Hawkins is one of many British actors turning in excellent performances in The Cruel Sea and performances by the likes of Donald Sinden as Lockhart, John Stratton as Ferraby and Denholm Elliot as Morell help make this a character drama that feels all the more substantial because of the stakes of each character. These stakes are high too as the sea battles are punctuated multiple times by shore leave scenes that add pathos to the more dramatic action happening at sea.

The Cruel Sea is an solid war film with spectacularly gripping battle sequences, shot almost entirely at sea, but it is the importance of the lives of the individual characters that makes it such a compelling and dramatic film.

The new Blu-ray from Optimum is, in keeping with their other ‘Classic’ releases, absolutely superb, with a respectful but polished print. Little damage is evident throughout but the stock footage used in certain scenes is poor quality and stands out when sitting next to the almost pristine original footage. The audio, provided as an LPCM 2.o track, is clear and as dynamic as a track from this period can probably be expected to be. The only extra feature of any substance is the interview with Donald Sinden but this is excellent and Sinden is a pleasure to listen to. Whilst it is almost certainly due to budgetary considerations it is certainly a shame that none of these Optimum Classics Blu-rays have commentary tracks, perhaps from an academic viewpoint that highlights their place as classics, but this is an excellent edition of the film nonetheless.

The Cruel Sea is available to buy or rent on Blu-ray now. A full list of the special features can be found below.

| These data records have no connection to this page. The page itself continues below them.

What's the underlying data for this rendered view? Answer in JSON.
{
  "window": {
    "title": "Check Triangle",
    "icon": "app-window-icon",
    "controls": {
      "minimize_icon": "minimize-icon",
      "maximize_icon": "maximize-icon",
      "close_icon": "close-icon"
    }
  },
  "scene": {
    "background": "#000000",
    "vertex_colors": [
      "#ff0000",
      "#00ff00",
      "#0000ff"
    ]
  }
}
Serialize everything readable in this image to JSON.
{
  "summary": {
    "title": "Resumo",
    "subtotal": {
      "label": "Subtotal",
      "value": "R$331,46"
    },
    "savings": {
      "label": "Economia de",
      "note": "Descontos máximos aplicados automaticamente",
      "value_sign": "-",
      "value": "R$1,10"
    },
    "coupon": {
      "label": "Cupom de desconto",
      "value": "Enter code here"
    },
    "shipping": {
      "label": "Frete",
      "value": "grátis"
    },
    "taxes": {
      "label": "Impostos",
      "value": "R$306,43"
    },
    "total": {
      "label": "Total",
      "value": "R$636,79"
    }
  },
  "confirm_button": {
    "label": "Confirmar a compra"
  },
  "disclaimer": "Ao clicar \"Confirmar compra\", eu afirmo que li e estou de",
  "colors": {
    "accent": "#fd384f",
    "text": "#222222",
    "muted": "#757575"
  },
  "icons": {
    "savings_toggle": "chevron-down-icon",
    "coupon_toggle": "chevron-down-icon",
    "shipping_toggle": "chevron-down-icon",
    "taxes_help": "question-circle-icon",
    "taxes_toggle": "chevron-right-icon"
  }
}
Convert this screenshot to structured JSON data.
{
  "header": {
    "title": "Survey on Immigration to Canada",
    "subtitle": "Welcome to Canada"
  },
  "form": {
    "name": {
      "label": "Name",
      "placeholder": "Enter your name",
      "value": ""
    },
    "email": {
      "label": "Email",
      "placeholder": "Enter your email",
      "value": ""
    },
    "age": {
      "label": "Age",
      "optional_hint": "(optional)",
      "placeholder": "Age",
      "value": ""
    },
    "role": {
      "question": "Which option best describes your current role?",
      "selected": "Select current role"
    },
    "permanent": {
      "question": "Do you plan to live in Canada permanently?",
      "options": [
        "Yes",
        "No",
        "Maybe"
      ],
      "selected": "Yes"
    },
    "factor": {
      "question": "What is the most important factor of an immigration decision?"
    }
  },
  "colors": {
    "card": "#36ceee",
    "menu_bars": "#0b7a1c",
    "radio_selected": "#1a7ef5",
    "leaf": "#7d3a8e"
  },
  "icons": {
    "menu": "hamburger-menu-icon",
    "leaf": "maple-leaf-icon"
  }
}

Film [Rating:4/5]
Blu-ray [Rating:3/5]

Interview with Donald Sinden

Stills gallery